This was immediately cleaned up and repainted. The wires will be better secured, too, after the tanks are put in.
Luckily, the hole was a standard one-inch one, which should fit the new transducer. Tricky bit will be mounting it vertically so that it reads perpendicular to the centerline of the boat.
I can take rough numbers from this for the block necessary on the inside to orient the new sounder properly.
 Old sounder retained for reference, I cleaned up the hull plating around the hull.
It was odd seeing daylight through the bottom of the boat. Unnerving, actually.
This area now has four coats of galvanizing paint over it. 
On the threshold of further refitting. Note our old friend butyl tape.
The next fabrication job is a new companionway hatch, which is more elaborate than a simple engine bay hatch in that it will have a hinged flap, gasketing, the ability to lock, to keep all weather out and to keep the boat more secure than a simple dropboard. So in preparation for this, I disassembled the existing hatch framing.
I bet I could have gotten the engine in and out of that without removing the roof! But I didn't know that then.
The "hatch hole" minus the surrounding wood is noticeably larger; the new hatch will take up some of this extra space, but should give us about another half inch of height and an inch of width. Which will be nice. After Andrew came by to run a stainless fabrication by me as a test piece for the new framing, he got to work on the "towers", the upside-down T-shaped pieces of steel to which the bottom of the gas struts would be bolted.

It's not often I tell a man he's got a nice unit, but that little Miller portable stick welder is the bomb.
Andrew's compact if pricy (over two grand) welding unit ran on my single 15 amp line from a nearby standpost. I improvised a fire blanket because the stainless steel welding sticks he was using would have merely melted right through the green plastic tarp, or possibly the top of the remaining starter battery, so caution was observed.
The 'fire blanket" was a dampened canvas sack. Only slightly charred by the end.
About 15 minutes of zapping and eye-averting later, the "towers" were firmly in place and Andrew scribed two spots where I was to drill holes. Because I was doing the rest of this. Andrew does good work, and I would prefer he stick to brainstorming followed by fabrication.
 Makes me want to weld more things, though!

The secret weapon: the heavy Makita drill with the Milescraft Orbiter, a sort of gadget to drill in tight spots.
Today was my turn. I pilotholed and drilled the bottom brackets (1/4" steel" and drilled and tapped threads into the hatch's aluminum lugs. These would take the top end of the gas struts I had got from (again) McMaster-Carr.

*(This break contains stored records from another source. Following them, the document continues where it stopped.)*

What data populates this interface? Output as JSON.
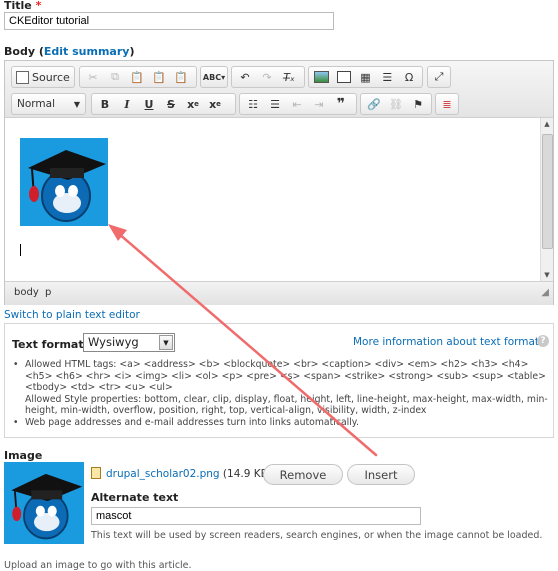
{
  "title_field": {
    "label": "Title",
    "required_mark": "*",
    "value": "CKEditor tutorial"
  },
  "body_field": {
    "label": "Body",
    "edit_summary_link": "Edit summary"
  },
  "toolbar": {
    "source_label": "Source",
    "format_select_value": "Normal"
  },
  "statusbar": {
    "path": [
      "body",
      "p"
    ]
  },
  "switch_editor_link": "Switch to plain text editor",
  "text_format": {
    "label": "Text format",
    "selected": "Wysiwyg",
    "more_info_link": "More information about text formats",
    "tips": [
      "Allowed HTML tags: <a> <address> <b> <blockquote> <br> <caption> <div> <em> <h2> <h3> <h4> <h5> <h6> <hr> <i> <img> <li> <ol> <p> <pre> <s> <span> <strike> <strong> <sub> <sup> <table> <tbody> <td> <tr> <u> <ul>",
      "Allowed Style properties: bottom, clear, clip, display, float, height, left, line-height, max-height, max-width, min-height, min-width, overflow, position, right, top, vertical-align, visibility, width, z-index",
      "Web page addresses and e-mail addresses turn into links automatically."
    ]
  },
  "image_field": {
    "label": "Image",
    "file_name": "drupal_scholar02.png",
    "file_size": "(14.9 KB)",
    "remove_label": "Remove",
    "insert_label": "Insert",
    "alt_label": "Alternate text",
    "alt_value": "mascot",
    "alt_description": "This text will be used by screen readers, search engines, or when the image cannot be loaded."
  },
  "upload_description": "Upload an image to go with this article.",
  "colors": {
    "link": "#0a6db5",
    "arrow": "#f06b6b",
    "mascot_bg": "#1a9be0"
  }
}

Again, I'm glad I have a lot of hand tools nearby
 The gas struts themselves are powerful and long. I didn't want this hatch bonking me in a seaway. The trouble was that they needed to be compressed slightly, once bolted under the hatch bay's flange, to get onto the mounting bolts on the aluminum lugs. Eventually, I got one on myself using a massive set of channel locks, but it was easier to ask Andrew to come up so I could compress the second strut from above until he could push it on. Once on, they are unlikely to move.

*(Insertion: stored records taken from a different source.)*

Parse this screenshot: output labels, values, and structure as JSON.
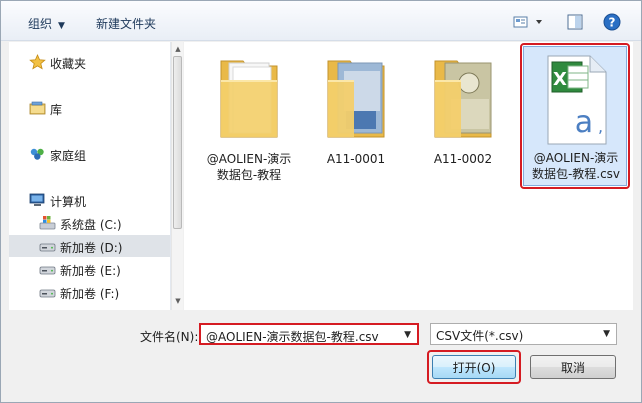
{
  "toolbar": {
    "organize": "组织",
    "new_folder": "新建文件夹"
  },
  "nav": {
    "favorites": "收藏夹",
    "libraries": "库",
    "homegroup": "家庭组",
    "computer": "计算机",
    "drives": [
      {
        "label": "系统盘 (C:)"
      },
      {
        "label": "新加卷 (D:)"
      },
      {
        "label": "新加卷 (E:)"
      },
      {
        "label": "新加卷 (F:)"
      }
    ]
  },
  "files": [
    {
      "line1": "@AOLIEN-演示",
      "line2": "数据包-教程",
      "icon": "folder-icon"
    },
    {
      "line1": "A11-0001",
      "line2": "",
      "icon": "folder-icon"
    },
    {
      "line1": "A11-0002",
      "line2": "",
      "icon": "folder-icon"
    },
    {
      "line1": "@AOLIEN-演示",
      "line2": "数据包-教程.csv",
      "icon": "excel-csv-icon"
    }
  ],
  "bottom": {
    "filename_label": "文件名(N):",
    "filename_value": "@AOLIEN-演示数据包-教程.csv",
    "filetype_value": "CSV文件(*.csv)",
    "open_label": "打开(O)",
    "cancel_label": "取消"
  },
  "colors": {
    "highlight_red": "#d51b22",
    "selection_blue": "#d6e7fb",
    "folder_yellow": "#f3cf6b"
  }
}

The above clip is the result. Neat, isn't it? And that fit is beautiful. Eventually, this will be soundproofed, covered in faux teak and holly non-skid, as will the rest of the boat. Parquet belongs on dancefloors, not in pilothouses.
There's further "L-shaped" squishy gasketing that should greatly reduce the motor noise, not that I find it too much, to be fitted. These black strips are just the first layer.
This hatch project (and the coming companionway project and sounder installation) have been a long time coming. I feel good about the work and the focus of the man I hired for the fabrications. I haven't been able to say that for some time.
Even the cat approves.